Breakfast at the hostel in Paris consisted entirely of bread. A croissant, a baguette, and toast. Plus some beverages. (Yes, I probably will recount everything I eat in Europe.) Spent most of yesterday in a train. Two trains, actually. And the metro. Happily traveled south through France, eating cherries, reading Mrs. Pollifax, and napping. It became warmer the farther south we went, and Paris' rain turned to hot sunshine. The Basque area of France is gorgeous: all the houses are white with red shutters and terra cotta rooves; there are green mountains, more trees than fields, calm rivers, blooming hydrangeas, sheep sitting under trees waiting for a painter to come by and notice them. Now I'm in St. Jean Pied de Port, still Basque, where the journey begins. It's so beautiful and picturesque; being in St Jean is like living in a story book.
I'm staying in a hostel called L'Esprit du Chemin, Spirit of the Road.Yesterday was the summer solstice, which in France is the Night of Music. People all over France play music all night long. But if you're a pilgrim you don't get to enjoy it, lights out by 10:30 for us! Which is good since they turn on the lights at 6:30 AM whether you're ready or not. Anyway, for dinner we had a myriad of dishes because there are myriad types of music. We started with a fantastic muscatel while everyone went around introducing themselves. Halfway through dinner I realized—much to my delight—it was all vegetarian. We finished with sweetened peaches in a tangy cream—goat's milk?—and peppermint tea in silver teapots. After dinner I stayed on the patio talking to an Australian, and a Belgian who lives in Barcelona, finishing the tea and wine, watching the rain on the glass roof.
This hostel, and being in St Jean, reminds me of living in Holden Village. By turns stillness and laughter, camaderie and solitude; people from all backgrounds; art and flowers everywhere, tucked into corners; space for inspiration and meditation.
I thought I smelled bacon before I got out of bed, and was relieved when I went downstairs to see breakfast was French bread and cereal. It didn't take me long upon coming to Europe to feel heavy and turned off every time the prospect of meat arises. I may not like meat, but now I'm not vegan I can enter into the joys of Nutella at breakfast, or Choco Nussa as we had today. I suppose they don't call it French bread here, just bread.
Everyone but me and the Australian left to hike over the Pyrenees after breakfast. I wandered about St. Jean and quickly discovered the citadel. By legend St. Jean was built in 716, but it wasn't on record until the 12th century. Either way the citadel was where the French fought the Spanish in various wars. I imagined people shooting arrows through the slits in the thick walls, people dying where I was standing, and yes, I also imagined Aragorn defending the walls from the forces of Mordor. The citadel is now a colegio; I saw preteens at PE through the main gate.

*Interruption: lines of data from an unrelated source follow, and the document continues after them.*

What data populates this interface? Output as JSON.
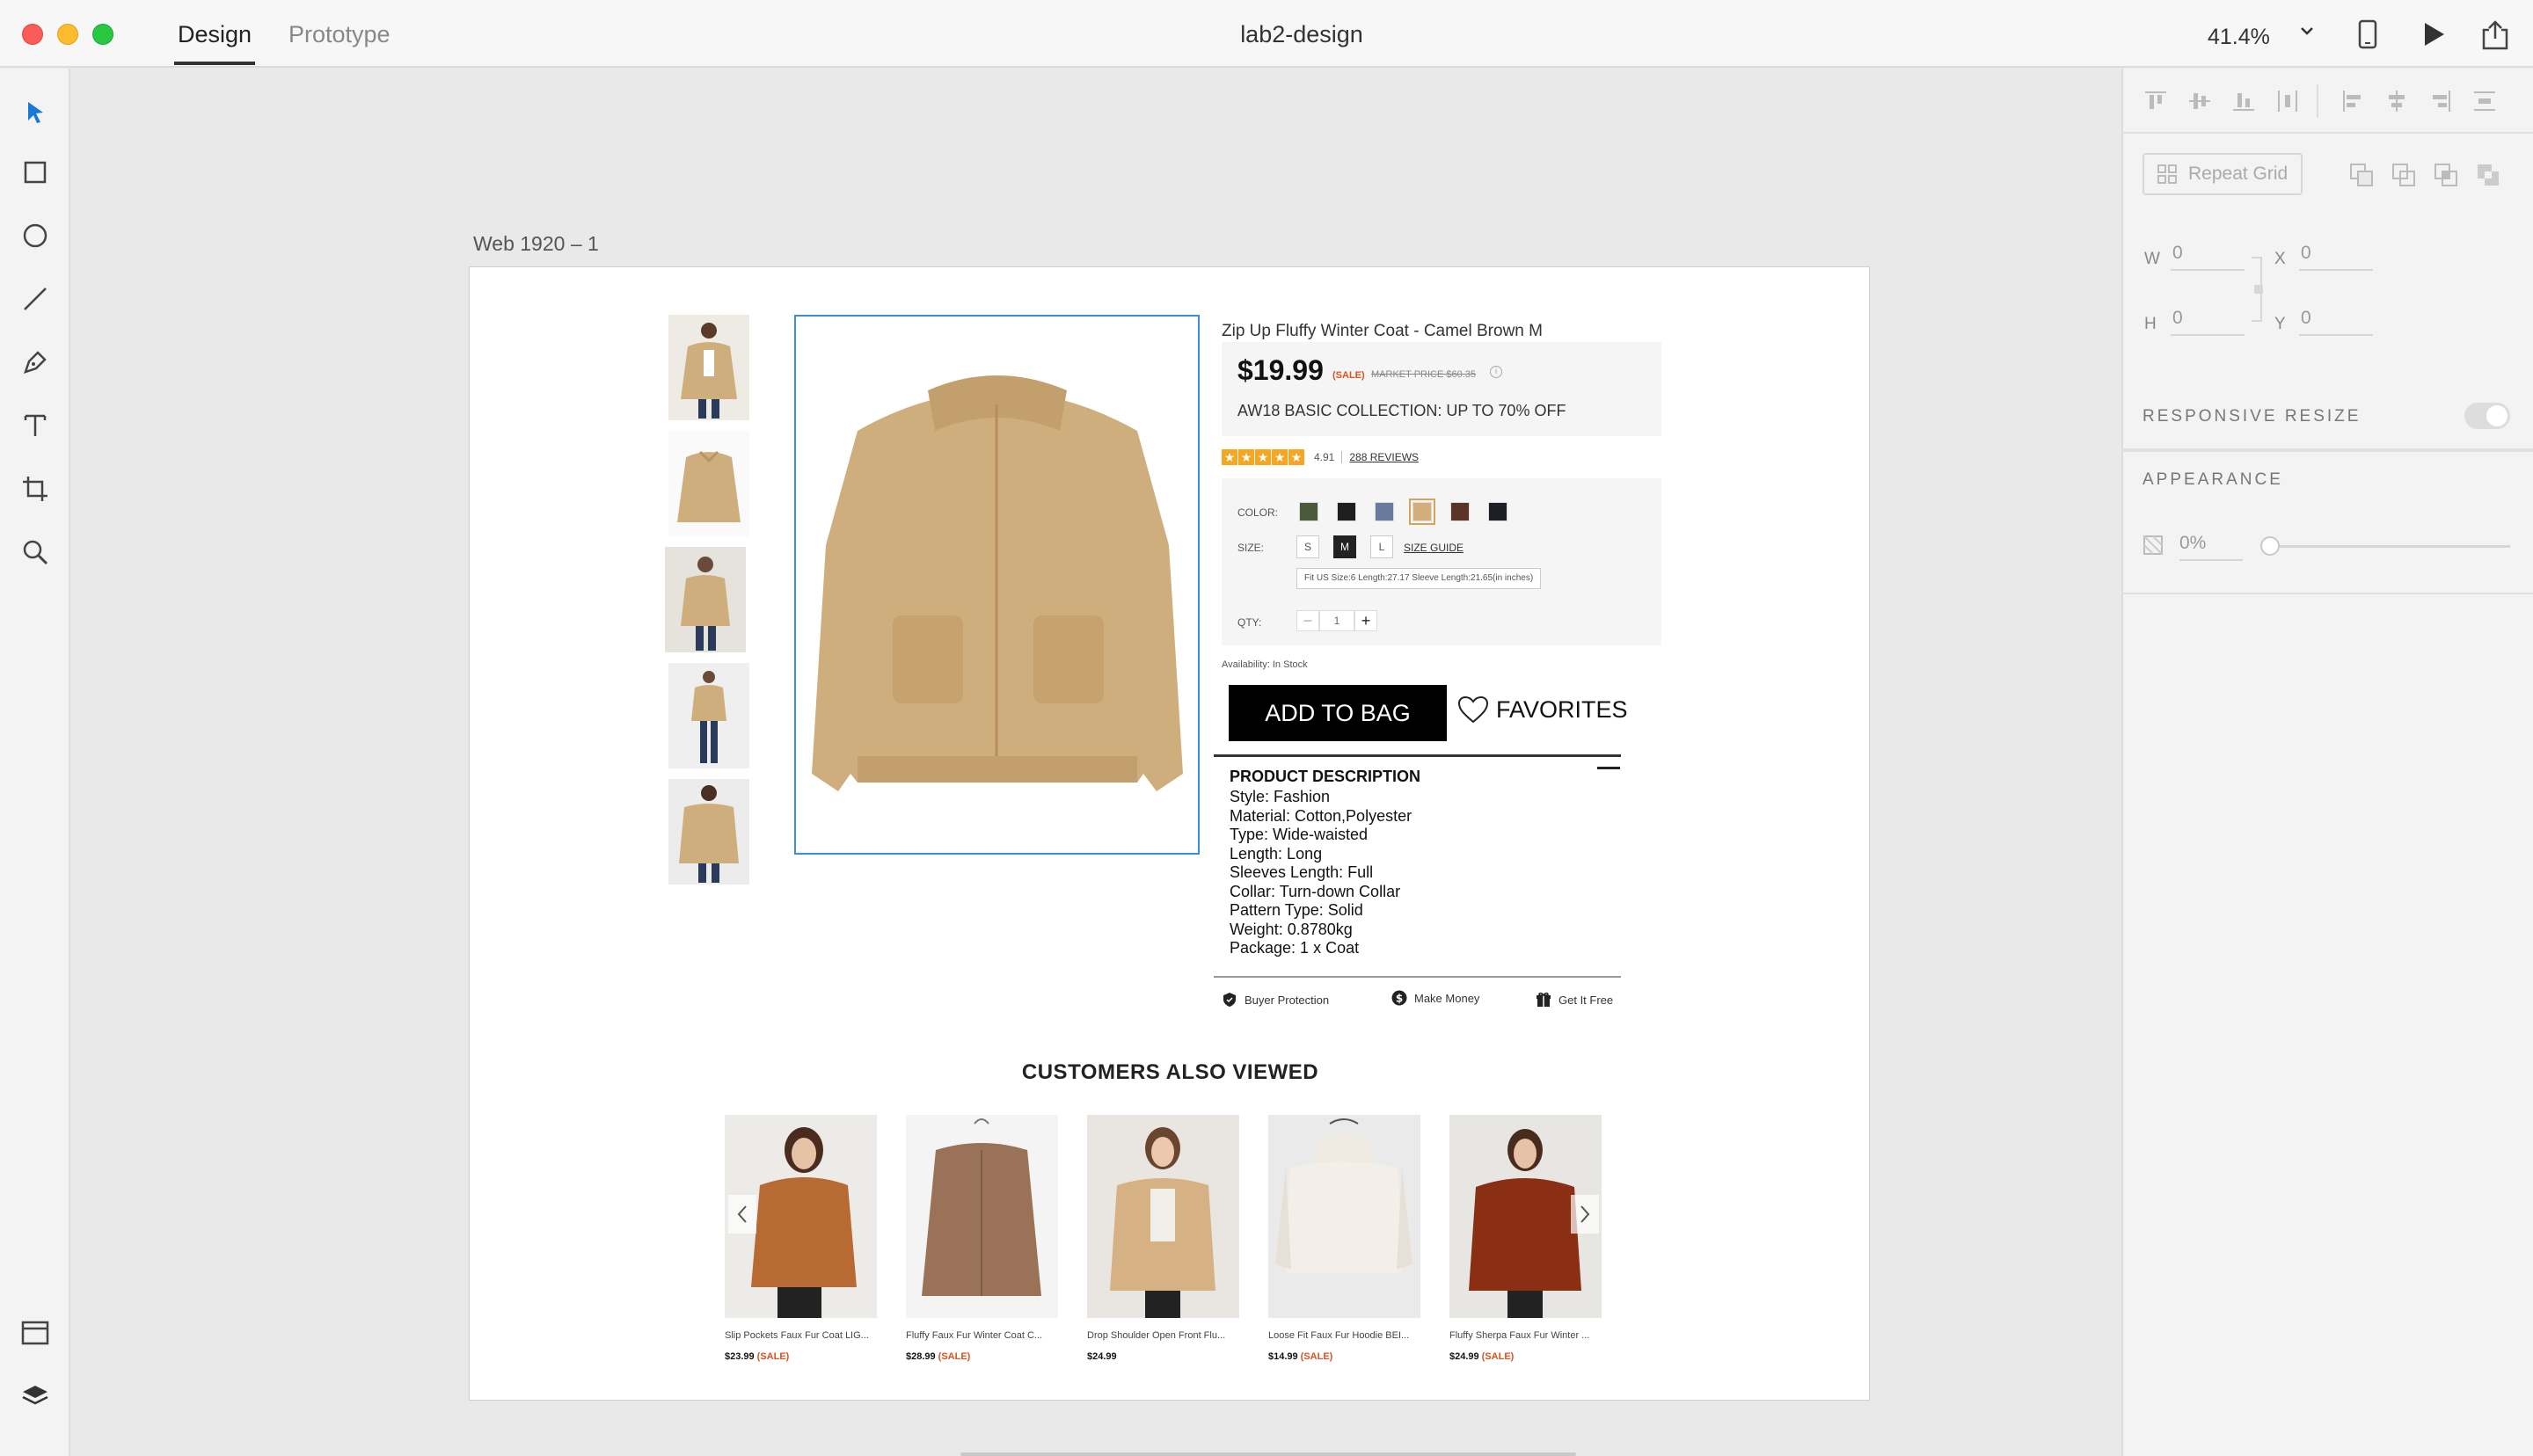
{
  "window": {
    "tabs": [
      "Design",
      "Prototype"
    ],
    "active_tab": "Design",
    "document_title": "lab2-design",
    "zoom": "41.4%"
  },
  "toolbar": {
    "tools": [
      "select-icon",
      "rectangle-icon",
      "ellipse-icon",
      "line-icon",
      "pen-icon",
      "text-icon",
      "artboard-icon",
      "zoom-icon"
    ],
    "bottom": [
      "assets-icon",
      "layers-icon"
    ]
  },
  "artboard": {
    "name": "Web 1920 – 1",
    "product": {
      "title": "Zip Up Fluffy Winter Coat - Camel Brown M",
      "price": "$19.99",
      "sale_tag": "(SALE)",
      "market_price": "MARKET PRICE $60.35",
      "promo": "AW18 BASIC COLLECTION: UP TO 70% OFF",
      "rating": 4.91,
      "rating_text": "4.91",
      "stars": 5,
      "reviews": "288 REVIEWS",
      "color_label": "COLOR:",
      "colors": [
        "#4a5a3a",
        "#1e1e1e",
        "#6a7a9c",
        "#d3ae7a",
        "#5a3426",
        "#1c1f26"
      ],
      "selected_color": 3,
      "size_label": "SIZE:",
      "sizes": [
        "S",
        "M",
        "L"
      ],
      "selected_size": "M",
      "size_guide": "SIZE GUIDE",
      "size_info": "Fit US Size:6   Length:27.17   Sleeve Length:21.65(in inches)",
      "qty_label": "QTY:",
      "qty_minus": "−",
      "qty": "1",
      "qty_plus": "+",
      "availability": "Availability: In Stock",
      "add_to_bag": "ADD TO BAG",
      "favorites": "FAVORITES",
      "description_title": "PRODUCT DESCRIPTION",
      "description": [
        "Style: Fashion",
        "Material: Cotton,Polyester",
        "Type: Wide-waisted",
        "Length: Long",
        "Sleeves Length: Full",
        "Collar: Turn-down Collar",
        "Pattern Type: Solid",
        "Weight: 0.8780kg",
        "Package: 1 x Coat"
      ],
      "assurances": [
        "Buyer Protection",
        "Make Money",
        "Get It Free"
      ]
    },
    "also_viewed": {
      "title": "CUSTOMERS ALSO VIEWED",
      "items": [
        {
          "name": "Slip Pockets Faux Fur Coat LIG...",
          "price": "$23.99",
          "sale": "(SALE)"
        },
        {
          "name": "Fluffy Faux Fur Winter Coat C...",
          "price": "$28.99",
          "sale": "(SALE)"
        },
        {
          "name": "Drop Shoulder Open Front Flu...",
          "price": "$24.99",
          "sale": ""
        },
        {
          "name": "Loose Fit Faux Fur Hoodie BEI...",
          "price": "$14.99",
          "sale": "(SALE)"
        },
        {
          "name": "Fluffy Sherpa Faux Fur Winter ...",
          "price": "$24.99",
          "sale": "(SALE)"
        }
      ]
    }
  },
  "panel": {
    "repeat_grid": "Repeat Grid",
    "w_label": "W",
    "w": "0",
    "h_label": "H",
    "h": "0",
    "x_label": "X",
    "x": "0",
    "y_label": "Y",
    "y": "0",
    "responsive_resize": "RESPONSIVE RESIZE",
    "appearance": "APPEARANCE",
    "opacity": "0%"
  }
}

The good thing about getting up so early as if to hike is that by 10 AM I was done with my personal tour of the citadel while the other tourists were just getting there.
I've discovered that picking up food from street vendors is more fun than going to restaurants. For brunch I went to a patisserie to get pain paysan and then a fruit stand to get an apple, bananas, pepper jelly. I'd gone to that patisserie yesterday to get a leek tart for first dinner, after a man at a restaurant had turned me away angrily, saying they didn't serve pizza before 7, as if eating dinner before 7 were a ridiculous notion.
Well, to continue with my diary of food, I went back to that restaurant for lunch today for pizza and hard cider. Basque is known for their hard cider, apparently.
Tomorrow I begin the hike. Over the Pyrenees.
This recounting feels dreadfully incomplete. Should I say how the bells ring the hour? How a rooster crowed this morning, and the Pyrenees were covered in mist, and I sat next to a plum tree? How when I got to the hostel they gave me water that tasted of lavender and lime? How I talked to the Belgian about Paulo Coelho? Or how I can almost understand the Italians, or that at dinner we gave our introductions in both French and English, or that I mistakenly pronounce pain like the Spanish pan? This is a pilgrimage, and I can't really explain what's going on.